__DIRECTIONS__: Exactly how many lines in the entries contain "devtutorial"? Give that number alone.
%%
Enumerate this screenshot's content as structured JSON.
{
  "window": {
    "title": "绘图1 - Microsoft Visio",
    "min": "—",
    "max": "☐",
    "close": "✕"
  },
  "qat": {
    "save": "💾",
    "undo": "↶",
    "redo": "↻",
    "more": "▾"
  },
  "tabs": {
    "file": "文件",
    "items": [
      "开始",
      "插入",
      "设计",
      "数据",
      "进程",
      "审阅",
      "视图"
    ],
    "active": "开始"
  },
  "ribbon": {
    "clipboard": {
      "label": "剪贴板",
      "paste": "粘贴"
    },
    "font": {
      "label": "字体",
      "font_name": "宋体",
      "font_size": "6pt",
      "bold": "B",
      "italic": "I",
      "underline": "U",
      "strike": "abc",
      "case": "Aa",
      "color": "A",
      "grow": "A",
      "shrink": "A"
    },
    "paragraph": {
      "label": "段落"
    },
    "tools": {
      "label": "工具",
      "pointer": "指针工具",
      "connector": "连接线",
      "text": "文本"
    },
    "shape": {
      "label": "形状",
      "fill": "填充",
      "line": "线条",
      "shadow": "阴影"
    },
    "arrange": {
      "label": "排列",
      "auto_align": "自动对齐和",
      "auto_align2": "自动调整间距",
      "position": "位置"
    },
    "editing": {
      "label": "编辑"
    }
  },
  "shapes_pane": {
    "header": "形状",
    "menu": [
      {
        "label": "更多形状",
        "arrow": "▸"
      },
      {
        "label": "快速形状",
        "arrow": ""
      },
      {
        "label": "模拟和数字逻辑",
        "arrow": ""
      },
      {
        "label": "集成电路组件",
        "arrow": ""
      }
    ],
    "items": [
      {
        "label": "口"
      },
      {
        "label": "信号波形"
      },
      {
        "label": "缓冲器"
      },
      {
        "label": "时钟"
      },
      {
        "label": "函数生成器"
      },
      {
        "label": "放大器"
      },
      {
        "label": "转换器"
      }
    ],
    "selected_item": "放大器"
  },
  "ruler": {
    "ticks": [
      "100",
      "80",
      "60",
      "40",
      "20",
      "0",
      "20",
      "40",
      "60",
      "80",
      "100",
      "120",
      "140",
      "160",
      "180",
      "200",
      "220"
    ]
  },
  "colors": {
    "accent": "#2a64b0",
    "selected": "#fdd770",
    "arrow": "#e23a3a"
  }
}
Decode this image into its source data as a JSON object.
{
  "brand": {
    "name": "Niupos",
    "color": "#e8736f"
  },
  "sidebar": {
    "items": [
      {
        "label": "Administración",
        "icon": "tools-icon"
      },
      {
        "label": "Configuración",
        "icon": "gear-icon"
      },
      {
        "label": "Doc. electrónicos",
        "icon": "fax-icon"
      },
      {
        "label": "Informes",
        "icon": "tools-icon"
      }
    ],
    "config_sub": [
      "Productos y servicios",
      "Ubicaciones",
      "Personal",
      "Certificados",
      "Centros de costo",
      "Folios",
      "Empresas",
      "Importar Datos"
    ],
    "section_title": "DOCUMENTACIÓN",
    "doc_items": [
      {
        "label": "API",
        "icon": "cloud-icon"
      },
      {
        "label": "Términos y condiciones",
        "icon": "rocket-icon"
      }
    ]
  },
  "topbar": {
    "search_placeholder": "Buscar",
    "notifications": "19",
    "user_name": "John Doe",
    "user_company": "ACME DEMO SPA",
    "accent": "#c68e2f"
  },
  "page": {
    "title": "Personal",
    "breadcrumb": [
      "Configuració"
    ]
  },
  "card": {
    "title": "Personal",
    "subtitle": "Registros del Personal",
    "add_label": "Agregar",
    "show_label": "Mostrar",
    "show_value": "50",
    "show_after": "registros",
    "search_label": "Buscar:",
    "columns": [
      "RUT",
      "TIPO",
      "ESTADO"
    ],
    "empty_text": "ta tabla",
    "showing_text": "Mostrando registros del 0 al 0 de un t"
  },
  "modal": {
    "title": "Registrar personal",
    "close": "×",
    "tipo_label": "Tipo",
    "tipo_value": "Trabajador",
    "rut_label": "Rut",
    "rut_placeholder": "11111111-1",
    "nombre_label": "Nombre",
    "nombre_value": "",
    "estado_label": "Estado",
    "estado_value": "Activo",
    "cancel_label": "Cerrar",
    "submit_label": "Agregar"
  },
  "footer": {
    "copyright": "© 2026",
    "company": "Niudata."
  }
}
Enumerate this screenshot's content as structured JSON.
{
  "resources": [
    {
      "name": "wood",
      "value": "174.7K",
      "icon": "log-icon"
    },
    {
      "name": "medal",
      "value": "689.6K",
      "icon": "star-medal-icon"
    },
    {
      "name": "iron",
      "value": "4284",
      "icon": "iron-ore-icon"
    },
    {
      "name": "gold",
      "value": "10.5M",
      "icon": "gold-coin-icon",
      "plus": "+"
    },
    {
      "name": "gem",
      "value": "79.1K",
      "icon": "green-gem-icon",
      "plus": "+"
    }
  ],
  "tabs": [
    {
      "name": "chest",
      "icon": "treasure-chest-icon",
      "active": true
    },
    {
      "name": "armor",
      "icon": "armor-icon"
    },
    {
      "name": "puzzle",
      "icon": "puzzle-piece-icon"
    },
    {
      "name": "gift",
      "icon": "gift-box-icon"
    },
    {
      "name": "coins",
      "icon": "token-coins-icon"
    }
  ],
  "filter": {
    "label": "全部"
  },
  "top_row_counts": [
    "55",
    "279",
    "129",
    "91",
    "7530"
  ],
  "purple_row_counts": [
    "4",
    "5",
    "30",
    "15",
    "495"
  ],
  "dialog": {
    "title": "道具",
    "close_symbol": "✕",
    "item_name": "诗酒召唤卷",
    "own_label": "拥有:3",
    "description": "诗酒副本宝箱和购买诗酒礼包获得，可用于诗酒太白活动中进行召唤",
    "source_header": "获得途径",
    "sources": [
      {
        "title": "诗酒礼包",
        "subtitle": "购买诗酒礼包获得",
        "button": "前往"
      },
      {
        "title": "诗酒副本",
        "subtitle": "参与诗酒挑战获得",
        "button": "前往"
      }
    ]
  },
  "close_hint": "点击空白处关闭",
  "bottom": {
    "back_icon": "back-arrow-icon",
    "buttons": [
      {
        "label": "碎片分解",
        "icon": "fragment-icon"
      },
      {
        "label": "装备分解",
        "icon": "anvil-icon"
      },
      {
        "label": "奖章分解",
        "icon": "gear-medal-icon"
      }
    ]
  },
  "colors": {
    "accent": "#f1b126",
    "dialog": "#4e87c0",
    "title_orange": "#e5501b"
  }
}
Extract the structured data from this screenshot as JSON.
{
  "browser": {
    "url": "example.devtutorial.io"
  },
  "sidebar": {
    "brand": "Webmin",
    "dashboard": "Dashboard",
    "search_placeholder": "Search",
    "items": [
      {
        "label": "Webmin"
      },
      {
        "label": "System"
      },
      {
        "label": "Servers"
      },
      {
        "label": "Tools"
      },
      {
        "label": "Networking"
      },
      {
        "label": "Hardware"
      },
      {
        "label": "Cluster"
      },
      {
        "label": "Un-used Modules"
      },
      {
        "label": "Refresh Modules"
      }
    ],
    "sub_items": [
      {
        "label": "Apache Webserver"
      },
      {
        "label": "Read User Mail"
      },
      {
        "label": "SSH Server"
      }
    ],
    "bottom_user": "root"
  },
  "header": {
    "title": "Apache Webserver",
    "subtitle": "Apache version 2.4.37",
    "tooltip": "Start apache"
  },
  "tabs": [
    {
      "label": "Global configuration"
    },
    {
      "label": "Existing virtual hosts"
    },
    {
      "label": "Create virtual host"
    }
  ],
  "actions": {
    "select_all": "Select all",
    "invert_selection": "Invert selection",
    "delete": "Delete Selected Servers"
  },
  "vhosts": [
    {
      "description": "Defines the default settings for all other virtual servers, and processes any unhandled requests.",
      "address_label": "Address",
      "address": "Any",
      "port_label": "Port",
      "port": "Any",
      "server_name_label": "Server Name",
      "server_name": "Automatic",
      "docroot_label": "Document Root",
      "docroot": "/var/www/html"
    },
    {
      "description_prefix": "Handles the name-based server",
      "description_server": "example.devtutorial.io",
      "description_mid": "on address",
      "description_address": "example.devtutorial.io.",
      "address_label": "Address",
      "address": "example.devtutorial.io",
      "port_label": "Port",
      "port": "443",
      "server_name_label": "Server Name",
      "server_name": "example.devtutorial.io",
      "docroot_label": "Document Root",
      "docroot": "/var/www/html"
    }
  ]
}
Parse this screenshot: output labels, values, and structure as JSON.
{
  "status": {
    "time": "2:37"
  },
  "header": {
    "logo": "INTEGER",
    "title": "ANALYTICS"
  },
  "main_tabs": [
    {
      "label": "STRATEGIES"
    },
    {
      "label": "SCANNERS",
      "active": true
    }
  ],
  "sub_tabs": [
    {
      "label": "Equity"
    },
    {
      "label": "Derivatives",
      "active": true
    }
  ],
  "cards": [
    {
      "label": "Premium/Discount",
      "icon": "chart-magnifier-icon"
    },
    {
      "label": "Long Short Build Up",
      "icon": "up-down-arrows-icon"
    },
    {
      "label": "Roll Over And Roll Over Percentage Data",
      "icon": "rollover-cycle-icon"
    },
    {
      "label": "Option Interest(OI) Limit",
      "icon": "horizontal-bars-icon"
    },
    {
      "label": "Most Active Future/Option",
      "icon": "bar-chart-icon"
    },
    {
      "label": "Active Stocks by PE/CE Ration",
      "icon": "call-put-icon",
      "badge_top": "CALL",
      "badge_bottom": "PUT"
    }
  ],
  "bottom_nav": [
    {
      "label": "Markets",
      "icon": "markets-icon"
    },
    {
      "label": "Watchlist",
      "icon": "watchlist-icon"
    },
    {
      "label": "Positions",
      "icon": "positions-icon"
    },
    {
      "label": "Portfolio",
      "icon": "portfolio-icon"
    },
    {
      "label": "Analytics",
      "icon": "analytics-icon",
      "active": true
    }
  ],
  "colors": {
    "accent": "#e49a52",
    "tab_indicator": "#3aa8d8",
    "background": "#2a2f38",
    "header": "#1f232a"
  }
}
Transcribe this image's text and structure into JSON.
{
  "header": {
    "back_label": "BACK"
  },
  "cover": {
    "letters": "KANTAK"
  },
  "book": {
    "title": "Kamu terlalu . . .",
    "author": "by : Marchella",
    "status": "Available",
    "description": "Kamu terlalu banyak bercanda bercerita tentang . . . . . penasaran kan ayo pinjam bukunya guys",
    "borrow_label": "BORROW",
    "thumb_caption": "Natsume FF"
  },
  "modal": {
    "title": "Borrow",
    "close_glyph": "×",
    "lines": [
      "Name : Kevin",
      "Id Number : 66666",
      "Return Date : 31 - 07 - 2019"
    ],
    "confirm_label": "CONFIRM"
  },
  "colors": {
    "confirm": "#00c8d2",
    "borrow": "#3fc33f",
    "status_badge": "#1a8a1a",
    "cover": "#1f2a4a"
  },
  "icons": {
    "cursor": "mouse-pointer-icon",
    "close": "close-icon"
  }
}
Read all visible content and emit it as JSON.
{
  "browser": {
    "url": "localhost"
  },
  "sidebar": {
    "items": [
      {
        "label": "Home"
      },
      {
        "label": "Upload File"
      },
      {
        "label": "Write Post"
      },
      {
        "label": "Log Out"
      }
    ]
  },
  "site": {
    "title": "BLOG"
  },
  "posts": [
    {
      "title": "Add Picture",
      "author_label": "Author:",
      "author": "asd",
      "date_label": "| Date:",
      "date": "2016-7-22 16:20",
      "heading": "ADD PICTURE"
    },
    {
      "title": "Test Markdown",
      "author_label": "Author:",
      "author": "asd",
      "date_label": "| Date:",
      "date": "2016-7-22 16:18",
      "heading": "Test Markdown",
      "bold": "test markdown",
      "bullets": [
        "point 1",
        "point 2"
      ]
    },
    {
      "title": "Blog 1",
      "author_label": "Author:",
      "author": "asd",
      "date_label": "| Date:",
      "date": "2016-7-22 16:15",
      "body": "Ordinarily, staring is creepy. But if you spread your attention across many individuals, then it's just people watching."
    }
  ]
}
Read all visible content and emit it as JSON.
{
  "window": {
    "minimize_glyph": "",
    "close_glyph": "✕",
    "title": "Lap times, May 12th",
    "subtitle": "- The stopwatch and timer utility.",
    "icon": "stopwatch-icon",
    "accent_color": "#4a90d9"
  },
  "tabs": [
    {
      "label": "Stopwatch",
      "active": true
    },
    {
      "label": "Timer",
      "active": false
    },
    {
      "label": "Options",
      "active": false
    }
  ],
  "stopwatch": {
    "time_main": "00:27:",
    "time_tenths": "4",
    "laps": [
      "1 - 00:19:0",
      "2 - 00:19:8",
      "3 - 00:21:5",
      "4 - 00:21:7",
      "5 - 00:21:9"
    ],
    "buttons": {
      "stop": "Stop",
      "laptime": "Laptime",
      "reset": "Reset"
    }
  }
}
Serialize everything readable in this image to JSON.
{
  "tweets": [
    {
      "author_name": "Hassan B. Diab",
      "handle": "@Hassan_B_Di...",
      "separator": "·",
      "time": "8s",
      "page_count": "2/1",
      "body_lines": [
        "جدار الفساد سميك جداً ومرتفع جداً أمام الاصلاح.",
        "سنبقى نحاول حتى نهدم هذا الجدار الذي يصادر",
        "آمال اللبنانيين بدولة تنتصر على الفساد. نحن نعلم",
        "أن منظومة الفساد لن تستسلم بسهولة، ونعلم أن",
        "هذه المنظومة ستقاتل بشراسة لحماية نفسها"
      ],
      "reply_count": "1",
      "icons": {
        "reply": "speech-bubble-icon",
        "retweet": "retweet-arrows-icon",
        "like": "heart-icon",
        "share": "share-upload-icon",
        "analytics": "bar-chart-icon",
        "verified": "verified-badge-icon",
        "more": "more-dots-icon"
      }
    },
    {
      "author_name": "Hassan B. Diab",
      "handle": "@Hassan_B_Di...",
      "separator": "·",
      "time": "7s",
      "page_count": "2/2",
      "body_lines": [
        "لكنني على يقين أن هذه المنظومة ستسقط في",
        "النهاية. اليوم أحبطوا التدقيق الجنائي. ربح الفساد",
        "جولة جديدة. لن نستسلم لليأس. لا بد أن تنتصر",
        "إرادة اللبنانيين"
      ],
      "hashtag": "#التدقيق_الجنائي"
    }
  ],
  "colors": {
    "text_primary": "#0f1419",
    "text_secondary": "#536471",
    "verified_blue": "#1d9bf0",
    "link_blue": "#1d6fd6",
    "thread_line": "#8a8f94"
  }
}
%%
__ANSWER SPACE__: 5